For a long time afterwards, Murphy stayed out of the spotlight to focus on his family life, occasionally making public appearances like in 2015 when he won the Mark Twain Prize for American Humor, but he exploded back onto the scene in 2019 with the Netflix film Dolemite Is My Name, a biopic about blaxploitation actor Rudy Ray Moore that is my favorite film Eddie Murphy ever made and also safely one of my favorite films of all time. Best of all he promoted the film by returning to SNL for the first time since 1984 (not including his brief appearance in SNL’s 40th anniversary special). In addition to hosting, Murphy reprised all his most popular characters in spectacular fashion to the satisfaction of both TV critics and viewers who made it one of SNL’s most popular episodes.
Speaking of reprising roles, a sequel to Coming to America called Coming 2 America is going to be released on Prime Video in 2021. Murphy never planned to make a sequel but the stars were finally in alignment when a satisfying story was written, and many of the actors from the original, including Arsenio Hall, Shari Headley and James Earl Jones, are returning for the sequel alongside newcomers like Tracy Morgan, Wesley Snipes, Jermaine Fowler and Leslie Jones. If things go according to plan, Murphy will also return for a sequel to Beverly Hills Cop which is currently in the works.

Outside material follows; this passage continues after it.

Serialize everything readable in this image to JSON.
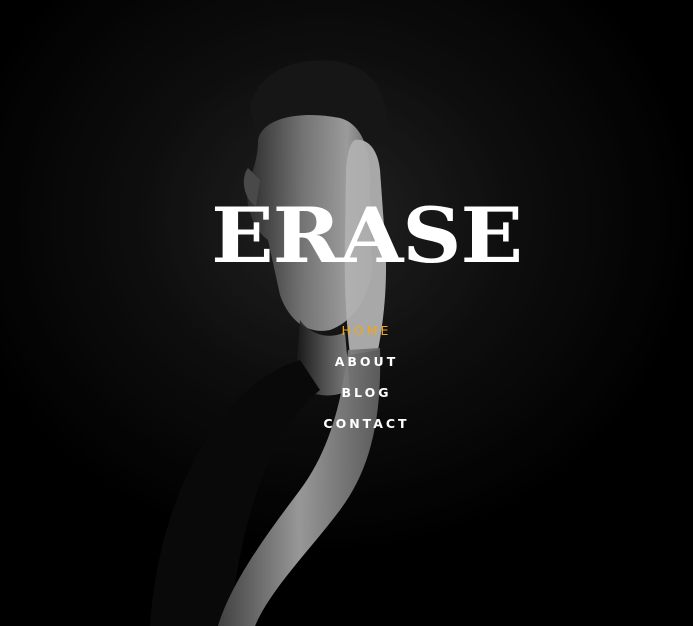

I don’t know what to expect from Eddie Murphy next because his career is so unpredictable (he starred in some of the most popular films ever made but Pluto Nash was also one of the biggest bombs) but I know better than to ignore talent like his. He said that he took that long break from acting because he was happy with his life and didn’t feel the need to make movies anymore. And he is right because he is so loved by everyone for his talent that he no longer has to prove himself to anyone. Chris Rock and Dave Chappelle even called him inspirational to their own comedy careers. So when he returns to acting you can bet it’s because he wants to do it. If that’s not the goal for all actors, what is? If Hollywood was a competition, Murphy has definitely won.